Then, in the 1980s, unions came under attack as America's neoliberal economic policy encouraged company owners, people who Karl Marx called capitalists, to outsource factory jobs overseas, says Shields. This was followed up by the extreme political positions taken by the Republican Party, which successfully framed the Labor Movement as interventionists who got in the way of capitalism, according to John Logan, Labor Department chair at San Francisco State University.
Today, less than 10 percent of workers in the United States have collective bargaining agreements. Which begs the question: Is the nation's labor movement still needed?
More than ever, says Logan. Unions are the last champions of the middle class in an era where Main Street is being sacrificed to preserve Wall Street.
With upwards of 30 million independent contractors in the United States, the outsourcing of jobs both here and overseas has become the status quo of business in America.
This phenomenal growth hasn't happened because this generation of American workers loves to job-hop, showing up at a new site everyday ready to bring in money for a different set of corporate execs before taking their pay and moving on. Rather, it's happened because corporate greed and a depressed economy have forced American companies to squeeze every last cent from their union-less workforce, says Logan.
As labor leader and journalist Sara Horowitz writes, "the union makes us not so weak."
Shields agrees, saying that 40 percent of American workers would unionize if there were no threat of reprisals like those faced by Seattle Subway restaurant worker Carlos Hernandez, who said he was fired after participating in the fast food strikes last month.
So if we're all in the same boat, why don't unions have more supporters here in the Bay Area?

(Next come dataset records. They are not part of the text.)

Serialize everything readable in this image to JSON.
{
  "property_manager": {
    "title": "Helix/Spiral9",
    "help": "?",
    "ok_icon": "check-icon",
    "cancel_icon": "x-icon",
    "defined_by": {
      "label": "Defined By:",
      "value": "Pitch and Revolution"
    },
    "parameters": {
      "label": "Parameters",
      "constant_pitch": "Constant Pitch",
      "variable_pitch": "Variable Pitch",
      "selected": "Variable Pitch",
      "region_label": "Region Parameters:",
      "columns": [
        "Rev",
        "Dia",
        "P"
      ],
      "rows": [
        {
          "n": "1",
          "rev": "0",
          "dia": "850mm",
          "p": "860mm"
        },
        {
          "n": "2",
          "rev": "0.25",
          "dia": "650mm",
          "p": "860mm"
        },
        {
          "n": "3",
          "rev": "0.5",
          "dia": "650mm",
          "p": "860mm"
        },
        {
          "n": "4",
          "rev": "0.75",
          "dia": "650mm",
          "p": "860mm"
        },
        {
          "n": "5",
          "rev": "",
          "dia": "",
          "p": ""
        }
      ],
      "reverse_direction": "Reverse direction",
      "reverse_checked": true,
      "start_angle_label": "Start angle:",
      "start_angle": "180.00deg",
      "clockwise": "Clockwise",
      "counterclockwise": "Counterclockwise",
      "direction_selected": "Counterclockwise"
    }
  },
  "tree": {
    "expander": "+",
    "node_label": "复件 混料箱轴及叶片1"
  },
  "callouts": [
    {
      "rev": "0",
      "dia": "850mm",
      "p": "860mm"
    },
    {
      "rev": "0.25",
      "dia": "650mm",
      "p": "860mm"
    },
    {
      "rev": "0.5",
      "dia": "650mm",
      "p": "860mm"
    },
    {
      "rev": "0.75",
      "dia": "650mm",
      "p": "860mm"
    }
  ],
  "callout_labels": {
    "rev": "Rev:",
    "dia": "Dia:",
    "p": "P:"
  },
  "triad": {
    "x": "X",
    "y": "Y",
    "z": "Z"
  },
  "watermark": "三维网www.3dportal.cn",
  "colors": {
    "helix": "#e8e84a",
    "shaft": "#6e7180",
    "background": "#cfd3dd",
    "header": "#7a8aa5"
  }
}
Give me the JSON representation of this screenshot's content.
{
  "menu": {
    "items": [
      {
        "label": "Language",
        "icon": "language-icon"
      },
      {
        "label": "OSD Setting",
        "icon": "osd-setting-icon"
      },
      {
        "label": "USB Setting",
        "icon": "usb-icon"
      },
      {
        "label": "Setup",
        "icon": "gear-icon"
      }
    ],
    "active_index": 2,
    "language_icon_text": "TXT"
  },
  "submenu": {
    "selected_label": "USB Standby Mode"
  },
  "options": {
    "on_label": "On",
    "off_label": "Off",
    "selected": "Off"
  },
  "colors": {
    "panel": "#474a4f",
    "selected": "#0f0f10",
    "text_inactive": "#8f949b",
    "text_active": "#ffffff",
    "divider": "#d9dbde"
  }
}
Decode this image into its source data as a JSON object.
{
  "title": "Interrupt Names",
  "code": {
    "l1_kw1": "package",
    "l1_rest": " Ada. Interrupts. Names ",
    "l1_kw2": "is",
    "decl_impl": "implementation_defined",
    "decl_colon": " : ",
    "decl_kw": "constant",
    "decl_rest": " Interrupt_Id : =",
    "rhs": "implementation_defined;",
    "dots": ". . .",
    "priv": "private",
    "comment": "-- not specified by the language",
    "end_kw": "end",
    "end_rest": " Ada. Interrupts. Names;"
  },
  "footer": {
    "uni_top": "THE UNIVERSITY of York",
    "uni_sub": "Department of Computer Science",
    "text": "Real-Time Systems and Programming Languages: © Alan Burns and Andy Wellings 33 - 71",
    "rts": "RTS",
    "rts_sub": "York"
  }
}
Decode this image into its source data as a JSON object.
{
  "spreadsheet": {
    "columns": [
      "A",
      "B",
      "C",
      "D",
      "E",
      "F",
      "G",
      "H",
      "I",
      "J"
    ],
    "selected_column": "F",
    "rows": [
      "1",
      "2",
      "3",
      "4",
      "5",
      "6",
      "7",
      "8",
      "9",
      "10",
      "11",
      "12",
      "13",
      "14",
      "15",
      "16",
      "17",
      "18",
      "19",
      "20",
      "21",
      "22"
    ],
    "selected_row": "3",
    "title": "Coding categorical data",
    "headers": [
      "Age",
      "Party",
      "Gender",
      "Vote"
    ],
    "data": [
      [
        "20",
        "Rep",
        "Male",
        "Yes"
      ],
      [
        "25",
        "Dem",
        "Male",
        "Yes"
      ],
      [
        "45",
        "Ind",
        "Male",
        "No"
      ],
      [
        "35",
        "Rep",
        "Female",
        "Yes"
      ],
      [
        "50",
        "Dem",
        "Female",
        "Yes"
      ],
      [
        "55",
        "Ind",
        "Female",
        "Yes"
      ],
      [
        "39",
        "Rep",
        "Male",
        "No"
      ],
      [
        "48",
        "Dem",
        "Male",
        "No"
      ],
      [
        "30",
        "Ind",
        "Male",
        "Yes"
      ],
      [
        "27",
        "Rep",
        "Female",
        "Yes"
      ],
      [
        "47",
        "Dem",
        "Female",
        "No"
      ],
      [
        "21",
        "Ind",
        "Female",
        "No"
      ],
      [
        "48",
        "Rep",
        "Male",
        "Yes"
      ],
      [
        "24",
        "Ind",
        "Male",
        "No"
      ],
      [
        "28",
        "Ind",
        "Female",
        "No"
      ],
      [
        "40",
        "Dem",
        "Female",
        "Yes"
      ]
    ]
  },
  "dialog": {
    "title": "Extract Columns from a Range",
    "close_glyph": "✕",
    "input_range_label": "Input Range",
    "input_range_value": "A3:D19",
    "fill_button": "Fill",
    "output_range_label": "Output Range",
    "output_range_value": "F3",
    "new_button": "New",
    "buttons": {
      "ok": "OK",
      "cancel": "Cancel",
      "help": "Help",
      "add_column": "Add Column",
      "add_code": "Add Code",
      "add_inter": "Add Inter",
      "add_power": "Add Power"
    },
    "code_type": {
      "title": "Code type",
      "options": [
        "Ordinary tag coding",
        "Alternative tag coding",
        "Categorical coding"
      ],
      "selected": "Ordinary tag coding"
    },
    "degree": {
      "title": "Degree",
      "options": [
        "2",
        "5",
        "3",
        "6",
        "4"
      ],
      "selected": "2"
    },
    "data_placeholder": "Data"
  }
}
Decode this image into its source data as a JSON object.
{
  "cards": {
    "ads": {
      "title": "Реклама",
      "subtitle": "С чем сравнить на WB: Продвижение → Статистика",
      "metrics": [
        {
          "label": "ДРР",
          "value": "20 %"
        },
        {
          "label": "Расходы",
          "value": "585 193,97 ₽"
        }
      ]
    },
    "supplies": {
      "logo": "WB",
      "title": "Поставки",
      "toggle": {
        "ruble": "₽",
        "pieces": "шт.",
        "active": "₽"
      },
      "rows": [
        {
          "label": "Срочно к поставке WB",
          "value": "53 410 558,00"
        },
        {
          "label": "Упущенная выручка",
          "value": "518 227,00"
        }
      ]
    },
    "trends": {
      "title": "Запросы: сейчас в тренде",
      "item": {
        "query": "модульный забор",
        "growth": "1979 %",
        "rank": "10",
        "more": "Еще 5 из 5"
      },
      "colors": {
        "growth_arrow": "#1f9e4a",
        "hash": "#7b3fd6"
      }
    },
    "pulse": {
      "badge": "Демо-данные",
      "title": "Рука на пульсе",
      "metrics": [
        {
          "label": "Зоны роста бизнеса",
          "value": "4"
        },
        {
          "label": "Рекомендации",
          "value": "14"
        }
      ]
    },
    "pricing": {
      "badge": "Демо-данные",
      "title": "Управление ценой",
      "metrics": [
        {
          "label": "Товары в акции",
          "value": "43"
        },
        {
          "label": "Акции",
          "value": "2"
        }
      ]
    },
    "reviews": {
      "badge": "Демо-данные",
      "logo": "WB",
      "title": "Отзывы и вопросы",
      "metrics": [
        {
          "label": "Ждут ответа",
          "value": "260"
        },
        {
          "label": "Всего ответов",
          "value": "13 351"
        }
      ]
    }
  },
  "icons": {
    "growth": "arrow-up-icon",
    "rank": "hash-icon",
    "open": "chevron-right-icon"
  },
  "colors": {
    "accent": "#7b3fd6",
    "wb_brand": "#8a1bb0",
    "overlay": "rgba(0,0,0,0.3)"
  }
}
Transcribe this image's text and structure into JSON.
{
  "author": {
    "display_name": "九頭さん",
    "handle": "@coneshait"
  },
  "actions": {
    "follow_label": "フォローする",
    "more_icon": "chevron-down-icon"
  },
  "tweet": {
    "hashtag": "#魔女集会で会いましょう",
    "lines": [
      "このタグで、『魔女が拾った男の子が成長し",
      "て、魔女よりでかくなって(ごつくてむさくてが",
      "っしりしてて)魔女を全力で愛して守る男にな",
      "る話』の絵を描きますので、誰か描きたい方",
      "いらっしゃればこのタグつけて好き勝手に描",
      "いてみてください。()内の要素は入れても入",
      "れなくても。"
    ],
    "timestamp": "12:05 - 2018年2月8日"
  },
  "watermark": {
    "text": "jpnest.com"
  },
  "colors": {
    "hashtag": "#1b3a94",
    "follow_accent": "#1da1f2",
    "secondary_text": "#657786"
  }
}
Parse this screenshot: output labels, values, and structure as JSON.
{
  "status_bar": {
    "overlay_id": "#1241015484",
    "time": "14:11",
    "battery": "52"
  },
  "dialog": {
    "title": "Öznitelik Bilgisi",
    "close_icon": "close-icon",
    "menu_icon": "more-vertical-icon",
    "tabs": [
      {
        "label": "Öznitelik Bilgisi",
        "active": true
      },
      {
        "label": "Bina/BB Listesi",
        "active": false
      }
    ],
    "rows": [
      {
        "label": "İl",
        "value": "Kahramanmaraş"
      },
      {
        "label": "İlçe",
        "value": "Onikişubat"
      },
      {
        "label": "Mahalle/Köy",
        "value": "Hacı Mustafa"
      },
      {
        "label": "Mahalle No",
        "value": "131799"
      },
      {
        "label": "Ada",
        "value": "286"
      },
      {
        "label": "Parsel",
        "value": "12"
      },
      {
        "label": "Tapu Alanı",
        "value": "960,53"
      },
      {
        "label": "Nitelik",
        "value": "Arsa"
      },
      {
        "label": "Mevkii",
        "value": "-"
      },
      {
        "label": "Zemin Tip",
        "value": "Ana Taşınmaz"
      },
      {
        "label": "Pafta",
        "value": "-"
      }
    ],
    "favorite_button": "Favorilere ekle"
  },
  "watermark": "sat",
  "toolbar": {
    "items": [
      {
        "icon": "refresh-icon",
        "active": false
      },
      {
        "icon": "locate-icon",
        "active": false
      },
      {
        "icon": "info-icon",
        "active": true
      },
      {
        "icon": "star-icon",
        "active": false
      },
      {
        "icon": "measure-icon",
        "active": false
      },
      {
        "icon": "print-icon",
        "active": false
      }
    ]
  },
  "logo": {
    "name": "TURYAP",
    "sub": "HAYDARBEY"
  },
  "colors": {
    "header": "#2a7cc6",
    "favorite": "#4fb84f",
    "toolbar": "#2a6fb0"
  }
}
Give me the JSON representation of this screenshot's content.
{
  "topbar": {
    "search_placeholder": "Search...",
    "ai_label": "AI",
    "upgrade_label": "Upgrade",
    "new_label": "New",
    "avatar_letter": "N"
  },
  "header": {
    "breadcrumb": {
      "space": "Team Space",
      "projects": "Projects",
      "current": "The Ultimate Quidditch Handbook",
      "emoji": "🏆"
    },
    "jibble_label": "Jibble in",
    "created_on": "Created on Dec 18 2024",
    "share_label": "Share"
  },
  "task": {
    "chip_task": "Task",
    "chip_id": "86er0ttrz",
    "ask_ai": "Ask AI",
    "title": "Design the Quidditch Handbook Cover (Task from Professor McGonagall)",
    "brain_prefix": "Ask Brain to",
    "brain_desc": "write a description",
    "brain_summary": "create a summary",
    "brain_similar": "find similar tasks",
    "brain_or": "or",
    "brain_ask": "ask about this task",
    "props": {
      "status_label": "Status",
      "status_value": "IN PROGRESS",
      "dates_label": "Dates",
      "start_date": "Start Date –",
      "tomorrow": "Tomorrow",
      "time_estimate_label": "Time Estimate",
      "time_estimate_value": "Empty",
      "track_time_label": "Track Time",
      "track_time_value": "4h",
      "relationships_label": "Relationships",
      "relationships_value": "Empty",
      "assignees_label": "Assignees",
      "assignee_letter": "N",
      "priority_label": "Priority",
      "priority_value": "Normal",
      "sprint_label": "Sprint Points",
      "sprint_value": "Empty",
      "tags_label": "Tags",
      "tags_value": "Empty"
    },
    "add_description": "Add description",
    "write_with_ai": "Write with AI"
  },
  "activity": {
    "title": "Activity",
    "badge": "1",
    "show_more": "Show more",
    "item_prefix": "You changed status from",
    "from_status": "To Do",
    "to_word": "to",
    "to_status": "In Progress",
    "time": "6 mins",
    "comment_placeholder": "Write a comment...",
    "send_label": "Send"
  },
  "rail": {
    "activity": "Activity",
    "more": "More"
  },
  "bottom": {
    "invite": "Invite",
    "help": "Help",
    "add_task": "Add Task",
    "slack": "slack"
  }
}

Some of this may be explained by looking at the difference between public- and private-sector unions.
When public-sector employees, such as BART workers, go on strike, they have a direct and immediate effect on their community. The question then arises: Why should the community support the union when the union has done nothing for the community, says Shields.